Hot, Hot, HOT: Blog Dedicated to MVPA

In my whole world-wide wandering, I have concluded that nobody really knows what multivoxel pattern analysis (MVPA) is. For example, a couple of days ago I asked the checkout cashier at Target what MVPA was; he looked at me like some loutish knight beriddled by a troll.

I had nearly given up trying to understand what it was, until I stumbled upon this blog dedicated to vivisecting MVPA so that you can peer into the inner workings of this gruesome monstrosity. After having read this blog for the better part of an afternoon, I have concluded that it is able to make your wildest dreams come true and can answer any questions you could possibly have about MVPA, including discussions on the effect of different experiment parameters on classification accuracy, what a searchlight algorithm is, and what MVPA detects, exactly. It also includes, as far as I can tell, the only convincing argument in favor of allowing people to keep midgets as pets.

The author is a far more dedicated instructor than I am, with large swaths of R code accompanying most of the tutorials so that you can get a better feel for what's going on. I give this baby a 10/10.

Repost: Why Blogs Fail

Pictured: One of the reasons why blogs fail

Blogger Neuroskeptic recently wrote a post about why blogs fail, observing what divides successful from unsuccessful blogs, and why the less successful ones ultimately stop generating new content or disappear altogether.

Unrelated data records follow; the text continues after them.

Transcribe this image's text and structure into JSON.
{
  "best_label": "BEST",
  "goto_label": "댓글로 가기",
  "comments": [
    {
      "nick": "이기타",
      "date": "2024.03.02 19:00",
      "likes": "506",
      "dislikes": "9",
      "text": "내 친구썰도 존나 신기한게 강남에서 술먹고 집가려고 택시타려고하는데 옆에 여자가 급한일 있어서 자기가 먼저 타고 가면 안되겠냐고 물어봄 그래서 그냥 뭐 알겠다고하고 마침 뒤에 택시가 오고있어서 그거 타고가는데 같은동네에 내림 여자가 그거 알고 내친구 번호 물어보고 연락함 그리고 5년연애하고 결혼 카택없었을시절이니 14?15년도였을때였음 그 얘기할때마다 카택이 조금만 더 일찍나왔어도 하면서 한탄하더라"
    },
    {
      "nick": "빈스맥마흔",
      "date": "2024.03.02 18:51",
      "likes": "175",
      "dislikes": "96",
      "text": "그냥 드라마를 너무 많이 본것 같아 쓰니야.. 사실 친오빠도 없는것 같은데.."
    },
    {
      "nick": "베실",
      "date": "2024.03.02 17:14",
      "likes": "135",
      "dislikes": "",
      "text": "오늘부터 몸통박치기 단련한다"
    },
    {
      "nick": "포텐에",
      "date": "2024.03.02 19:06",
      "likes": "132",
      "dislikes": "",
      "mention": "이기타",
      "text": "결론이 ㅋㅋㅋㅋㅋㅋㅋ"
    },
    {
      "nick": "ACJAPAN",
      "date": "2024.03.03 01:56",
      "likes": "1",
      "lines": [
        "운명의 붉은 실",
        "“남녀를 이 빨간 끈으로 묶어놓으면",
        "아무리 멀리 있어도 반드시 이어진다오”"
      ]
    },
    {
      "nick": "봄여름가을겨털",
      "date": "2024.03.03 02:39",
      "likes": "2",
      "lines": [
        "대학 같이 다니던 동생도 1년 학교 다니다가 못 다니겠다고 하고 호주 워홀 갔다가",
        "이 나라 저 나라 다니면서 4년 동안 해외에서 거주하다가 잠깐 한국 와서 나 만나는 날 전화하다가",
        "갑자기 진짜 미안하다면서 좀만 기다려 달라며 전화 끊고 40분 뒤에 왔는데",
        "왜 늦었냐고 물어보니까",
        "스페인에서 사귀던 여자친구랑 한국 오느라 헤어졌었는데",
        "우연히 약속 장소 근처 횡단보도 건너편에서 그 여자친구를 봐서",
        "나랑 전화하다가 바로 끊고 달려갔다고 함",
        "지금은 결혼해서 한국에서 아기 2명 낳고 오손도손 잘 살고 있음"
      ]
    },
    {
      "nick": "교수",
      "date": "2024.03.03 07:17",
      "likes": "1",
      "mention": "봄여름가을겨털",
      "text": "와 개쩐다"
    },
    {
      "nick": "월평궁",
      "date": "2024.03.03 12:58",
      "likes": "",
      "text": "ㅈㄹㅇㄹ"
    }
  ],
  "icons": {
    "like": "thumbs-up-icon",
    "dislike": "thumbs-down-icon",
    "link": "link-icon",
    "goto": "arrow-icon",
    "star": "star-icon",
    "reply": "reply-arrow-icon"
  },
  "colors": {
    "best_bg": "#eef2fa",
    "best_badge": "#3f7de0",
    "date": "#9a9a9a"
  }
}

Reading this made me reflect on why I started this in the first place; initially it was to write down, in blog-form, what I saw and heard at an AFNI workshop earlier this spring. Since then, I tried to give it a more coherent theme, by touching upon some fMRI methodology topics that don't get as much attention as they deserve, and creating a few walkthroughs to help new students in the field get off the ground, as there isn't much out there in the way of interactive videos showing you how to analyze stuff.

Analyzing stuff, in my experience, can be one of the most intimidating and paralyzing experiences of a graduate student's career; not because of laziness or incompetence, but because it is difficult to know where to start. Some of the obstacles that hinder the analysis of stuff (e.g., common mistakes involving experiment timing, artifacts that can propagate through an entire data set, not having a method for solving and debugging scripting errors) do not need to be repeated by each generation, and my main objective is to point out where these things can happen, and what to do about them. Of course, this blog contains other topics related to my hobbies, but overall, the theme of how to analyze stuff predominates.

In light of all of this, here is my pact with my readers: This blog will be updated at least once a week (barring any extreme circumstances, such as family emergencies, religious observations, or hospitalization from Nutella overdose); new materials, such as walkthroughs, programs, and instructional videos, will be generated on a regular basis; and I will respond to any (serious) questions posted in the comments section. After all, the reason I take any time out of my busy, Nutella-filled day to write any of this content is because I find it interesting and useful, and hope that somebody else will, too.